PC: If there was one thing you wish everyone would keep in mind when buying and drinking wine, what is it?
Be open to trying new things, and when you love it, take a picture and remember it. Then ask for something similar next time.
PC: What is your “wine eureka moment,” the incident/taste/encounter that put you and wine on an intimate plane forever?
Tasting 1977 Mastroberadino Taurasi when I was 21 years old in 1998 and getting why people were so into it.
PC: What has been the strangest (or angst-ridden) moment/incident involving wine that you have experienced in your career?
When my Mom showed up to a wine dinner (in Dallas) and the winemaker knew me and they texted me a photo and now they are really good friends. There have been many crazy moments in my career, but that was pretty strange.
PC: Your favorite wine reference in a work of literature, film, art, or pop culture?
“Body Movin'” by Beastie Boys … “like a bottle of Châteauneuf-du-Pape.”
Want more wine stories?

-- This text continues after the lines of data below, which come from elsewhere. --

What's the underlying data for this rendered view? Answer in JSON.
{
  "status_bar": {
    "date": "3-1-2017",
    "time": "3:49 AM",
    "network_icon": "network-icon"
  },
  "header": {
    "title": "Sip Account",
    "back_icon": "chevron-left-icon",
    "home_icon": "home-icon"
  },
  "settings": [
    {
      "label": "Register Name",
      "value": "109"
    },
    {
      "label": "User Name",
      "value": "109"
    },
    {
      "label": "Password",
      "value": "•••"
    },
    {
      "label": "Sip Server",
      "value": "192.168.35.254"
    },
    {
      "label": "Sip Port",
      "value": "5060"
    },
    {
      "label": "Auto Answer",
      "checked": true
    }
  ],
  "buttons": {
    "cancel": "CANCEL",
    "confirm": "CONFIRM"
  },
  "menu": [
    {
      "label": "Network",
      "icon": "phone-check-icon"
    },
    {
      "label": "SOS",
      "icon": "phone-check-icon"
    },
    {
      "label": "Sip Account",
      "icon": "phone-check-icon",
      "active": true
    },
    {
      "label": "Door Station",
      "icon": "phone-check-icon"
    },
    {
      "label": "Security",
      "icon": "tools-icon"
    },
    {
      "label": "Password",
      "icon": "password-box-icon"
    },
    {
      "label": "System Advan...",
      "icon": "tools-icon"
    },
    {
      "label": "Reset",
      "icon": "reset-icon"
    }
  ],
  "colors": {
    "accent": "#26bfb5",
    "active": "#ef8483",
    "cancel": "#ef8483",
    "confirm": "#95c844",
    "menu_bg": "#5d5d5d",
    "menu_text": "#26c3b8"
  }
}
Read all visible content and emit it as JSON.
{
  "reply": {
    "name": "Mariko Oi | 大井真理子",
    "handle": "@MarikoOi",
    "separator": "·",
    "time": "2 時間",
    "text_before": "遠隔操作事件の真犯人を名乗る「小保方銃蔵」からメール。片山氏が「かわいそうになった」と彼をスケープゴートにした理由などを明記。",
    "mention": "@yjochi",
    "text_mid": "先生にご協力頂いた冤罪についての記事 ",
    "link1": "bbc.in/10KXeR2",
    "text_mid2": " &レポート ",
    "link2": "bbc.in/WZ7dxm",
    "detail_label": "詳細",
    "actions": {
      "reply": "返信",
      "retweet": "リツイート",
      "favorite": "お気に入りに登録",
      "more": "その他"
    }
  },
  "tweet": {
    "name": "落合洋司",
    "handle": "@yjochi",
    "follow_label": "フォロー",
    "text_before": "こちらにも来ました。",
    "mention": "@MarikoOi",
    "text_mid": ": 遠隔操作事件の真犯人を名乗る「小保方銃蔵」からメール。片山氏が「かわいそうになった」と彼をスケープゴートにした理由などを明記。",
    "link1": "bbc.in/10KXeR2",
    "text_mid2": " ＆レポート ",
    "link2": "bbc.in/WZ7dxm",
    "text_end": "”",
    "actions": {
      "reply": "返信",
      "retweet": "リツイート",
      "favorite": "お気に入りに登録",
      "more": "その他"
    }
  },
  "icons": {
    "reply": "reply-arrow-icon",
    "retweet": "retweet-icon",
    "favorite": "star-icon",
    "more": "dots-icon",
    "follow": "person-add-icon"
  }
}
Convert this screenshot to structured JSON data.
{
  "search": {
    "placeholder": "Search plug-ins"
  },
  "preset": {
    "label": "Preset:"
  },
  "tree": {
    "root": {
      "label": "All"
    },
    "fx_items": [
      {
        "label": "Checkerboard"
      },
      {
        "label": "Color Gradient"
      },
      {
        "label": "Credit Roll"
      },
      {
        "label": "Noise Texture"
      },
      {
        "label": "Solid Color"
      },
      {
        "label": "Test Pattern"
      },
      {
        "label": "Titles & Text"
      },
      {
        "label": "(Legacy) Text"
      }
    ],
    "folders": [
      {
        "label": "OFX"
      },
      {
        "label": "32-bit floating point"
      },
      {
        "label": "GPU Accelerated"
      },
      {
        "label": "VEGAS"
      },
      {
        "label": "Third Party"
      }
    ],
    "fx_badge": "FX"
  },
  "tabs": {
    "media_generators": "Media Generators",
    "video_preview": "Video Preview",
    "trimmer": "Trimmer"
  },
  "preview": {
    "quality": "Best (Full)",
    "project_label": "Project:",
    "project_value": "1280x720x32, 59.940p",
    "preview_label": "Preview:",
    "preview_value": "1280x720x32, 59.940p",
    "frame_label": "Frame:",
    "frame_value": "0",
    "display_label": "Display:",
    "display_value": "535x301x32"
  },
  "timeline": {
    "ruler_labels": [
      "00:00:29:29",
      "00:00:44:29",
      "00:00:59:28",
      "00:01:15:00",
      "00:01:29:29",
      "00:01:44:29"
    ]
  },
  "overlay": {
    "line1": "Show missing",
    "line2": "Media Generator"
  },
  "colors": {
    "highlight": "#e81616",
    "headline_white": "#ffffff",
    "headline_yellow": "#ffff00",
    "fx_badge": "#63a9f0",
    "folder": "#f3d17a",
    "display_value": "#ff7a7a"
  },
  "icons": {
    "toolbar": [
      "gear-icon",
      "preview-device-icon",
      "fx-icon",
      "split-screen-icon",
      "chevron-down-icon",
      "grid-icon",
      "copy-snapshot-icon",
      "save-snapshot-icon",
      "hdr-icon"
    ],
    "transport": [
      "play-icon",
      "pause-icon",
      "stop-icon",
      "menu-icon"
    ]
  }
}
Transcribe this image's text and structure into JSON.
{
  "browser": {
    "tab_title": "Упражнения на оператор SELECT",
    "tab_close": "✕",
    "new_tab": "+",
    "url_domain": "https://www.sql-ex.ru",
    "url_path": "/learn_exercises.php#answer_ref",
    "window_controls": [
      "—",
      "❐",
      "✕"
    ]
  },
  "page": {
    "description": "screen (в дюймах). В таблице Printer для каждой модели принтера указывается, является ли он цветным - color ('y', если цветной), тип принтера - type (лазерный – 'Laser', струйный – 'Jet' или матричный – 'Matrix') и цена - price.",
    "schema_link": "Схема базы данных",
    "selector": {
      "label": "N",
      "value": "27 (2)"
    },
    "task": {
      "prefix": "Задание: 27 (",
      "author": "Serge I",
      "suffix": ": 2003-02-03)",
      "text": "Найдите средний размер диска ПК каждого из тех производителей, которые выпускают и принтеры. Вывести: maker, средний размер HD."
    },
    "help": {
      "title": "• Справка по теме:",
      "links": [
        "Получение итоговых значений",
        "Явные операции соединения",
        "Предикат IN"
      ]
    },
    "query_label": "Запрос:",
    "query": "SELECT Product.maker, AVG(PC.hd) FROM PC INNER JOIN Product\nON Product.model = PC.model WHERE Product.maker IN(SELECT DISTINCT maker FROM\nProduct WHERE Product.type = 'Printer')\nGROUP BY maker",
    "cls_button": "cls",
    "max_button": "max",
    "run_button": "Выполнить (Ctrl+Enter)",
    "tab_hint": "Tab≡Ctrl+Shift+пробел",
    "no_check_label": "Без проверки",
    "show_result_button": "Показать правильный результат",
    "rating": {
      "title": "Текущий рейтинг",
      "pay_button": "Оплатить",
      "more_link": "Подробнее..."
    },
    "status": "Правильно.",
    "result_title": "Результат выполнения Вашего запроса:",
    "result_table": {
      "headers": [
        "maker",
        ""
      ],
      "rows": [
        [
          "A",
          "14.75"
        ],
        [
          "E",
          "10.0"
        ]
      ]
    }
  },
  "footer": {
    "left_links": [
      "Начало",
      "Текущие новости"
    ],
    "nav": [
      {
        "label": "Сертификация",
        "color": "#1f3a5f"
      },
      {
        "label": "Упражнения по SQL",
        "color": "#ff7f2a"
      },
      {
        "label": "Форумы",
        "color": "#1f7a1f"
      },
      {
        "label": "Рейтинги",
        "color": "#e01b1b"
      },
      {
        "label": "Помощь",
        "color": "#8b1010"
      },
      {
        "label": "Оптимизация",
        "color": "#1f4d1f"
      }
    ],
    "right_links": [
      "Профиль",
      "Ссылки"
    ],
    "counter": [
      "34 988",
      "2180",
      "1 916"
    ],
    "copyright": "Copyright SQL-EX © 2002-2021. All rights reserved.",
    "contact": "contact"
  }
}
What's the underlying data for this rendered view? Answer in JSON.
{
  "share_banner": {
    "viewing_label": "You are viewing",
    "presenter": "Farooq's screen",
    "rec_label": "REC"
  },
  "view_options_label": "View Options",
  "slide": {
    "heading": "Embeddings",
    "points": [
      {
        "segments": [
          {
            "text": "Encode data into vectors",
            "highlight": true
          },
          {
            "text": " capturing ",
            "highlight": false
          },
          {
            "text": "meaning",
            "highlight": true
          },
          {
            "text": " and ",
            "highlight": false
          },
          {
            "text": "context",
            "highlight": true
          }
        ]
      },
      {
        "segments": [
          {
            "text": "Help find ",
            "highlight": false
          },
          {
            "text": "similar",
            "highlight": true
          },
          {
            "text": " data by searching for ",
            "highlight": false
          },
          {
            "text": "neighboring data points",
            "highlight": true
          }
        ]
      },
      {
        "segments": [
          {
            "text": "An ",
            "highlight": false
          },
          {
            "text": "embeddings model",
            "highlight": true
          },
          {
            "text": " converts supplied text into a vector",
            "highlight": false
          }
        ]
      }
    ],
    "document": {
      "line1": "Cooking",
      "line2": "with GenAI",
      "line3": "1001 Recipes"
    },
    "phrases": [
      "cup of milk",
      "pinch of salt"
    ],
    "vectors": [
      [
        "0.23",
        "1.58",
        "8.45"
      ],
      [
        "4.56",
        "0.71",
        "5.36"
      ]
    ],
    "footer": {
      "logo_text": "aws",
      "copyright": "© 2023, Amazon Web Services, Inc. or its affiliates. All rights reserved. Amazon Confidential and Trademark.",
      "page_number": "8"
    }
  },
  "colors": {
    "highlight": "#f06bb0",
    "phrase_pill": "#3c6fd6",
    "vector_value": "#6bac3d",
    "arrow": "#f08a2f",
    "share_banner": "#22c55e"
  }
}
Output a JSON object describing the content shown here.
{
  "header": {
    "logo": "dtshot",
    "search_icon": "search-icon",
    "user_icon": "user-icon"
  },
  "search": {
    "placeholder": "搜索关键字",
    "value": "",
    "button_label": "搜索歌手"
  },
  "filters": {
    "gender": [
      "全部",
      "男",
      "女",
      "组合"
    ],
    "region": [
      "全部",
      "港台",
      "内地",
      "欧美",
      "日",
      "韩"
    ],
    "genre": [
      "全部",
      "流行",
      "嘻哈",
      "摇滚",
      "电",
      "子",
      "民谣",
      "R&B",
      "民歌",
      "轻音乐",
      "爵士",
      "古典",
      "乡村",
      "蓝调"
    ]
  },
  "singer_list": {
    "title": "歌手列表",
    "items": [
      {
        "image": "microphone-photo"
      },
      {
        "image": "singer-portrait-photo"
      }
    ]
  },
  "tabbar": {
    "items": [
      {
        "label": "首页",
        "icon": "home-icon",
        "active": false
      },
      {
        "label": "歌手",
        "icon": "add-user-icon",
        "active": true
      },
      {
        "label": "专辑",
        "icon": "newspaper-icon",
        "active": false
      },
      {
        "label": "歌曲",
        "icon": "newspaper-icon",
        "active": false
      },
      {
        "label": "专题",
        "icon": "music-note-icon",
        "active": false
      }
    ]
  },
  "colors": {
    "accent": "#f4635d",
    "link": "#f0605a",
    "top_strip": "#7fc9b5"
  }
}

Check out PaperCity’s grape and spirits library:
This Geologist Knows His Italian
From Boston to Austin, With Wine in Mind
A Chardonnay For Your Mother (and You)
Don’t Dismiss the Peat
Distinctive Whisky Enters a New Era
A Whisky Legend Visits Houston
A Rare Cask, Indeed
Austin Whisky, Strange Name
Here’s Your Texas Rum Goddess
A ZaZa Wine Guy Loves Great Service
A Merlot That Your Snob Friend Will Love
French Couple Make a Sauvignon Blanc in California
A Perfect Afternoon Chardonnay
Terry Theise Talks Reisling
A New Wine Wonderland
Paris Wine Goddess Tells All
Rice Village Wine Bar Has a Cleveland Touch
A Texas White Blend for Your Table
A Pinot Noir Full of Flavor
This Pinot Gris From Oregon Pairs Well With Cheese
A Value Rioja
Underbelly Veteran Goes for Grenache
A Man of Letters and Wine
Ms. Champagne Wants a Nebuchadnezzar
The Wine Artist Goes for Chardonnay
This American Loves Spain and Its Wines
Houston’s Wine Whisperer Has a Soft Touch
Blackberry Farm’s Somm Pours in Splendor
Mr. Pinot Noir: Donald Patz of Patz & Hall
A Cork Dork Wants to Spend More Time in Tuscany
Sommelier Turned Restaurateur Daringly Goes Greek
Texas Master Sommelier Debunks Wine Geeks
A Bottle From Gigondas Changed This Houston Man’s Life
Oil Man Falls in Love, and the Rest is Good-Taste History
Ryan Cooper of Camerata is a Riesling Man
Mixing It Up With Jeremy Parzen, an Ambassador of Italy
Sommelier at One of Houston’s Top Wine Bars Loves Underdogs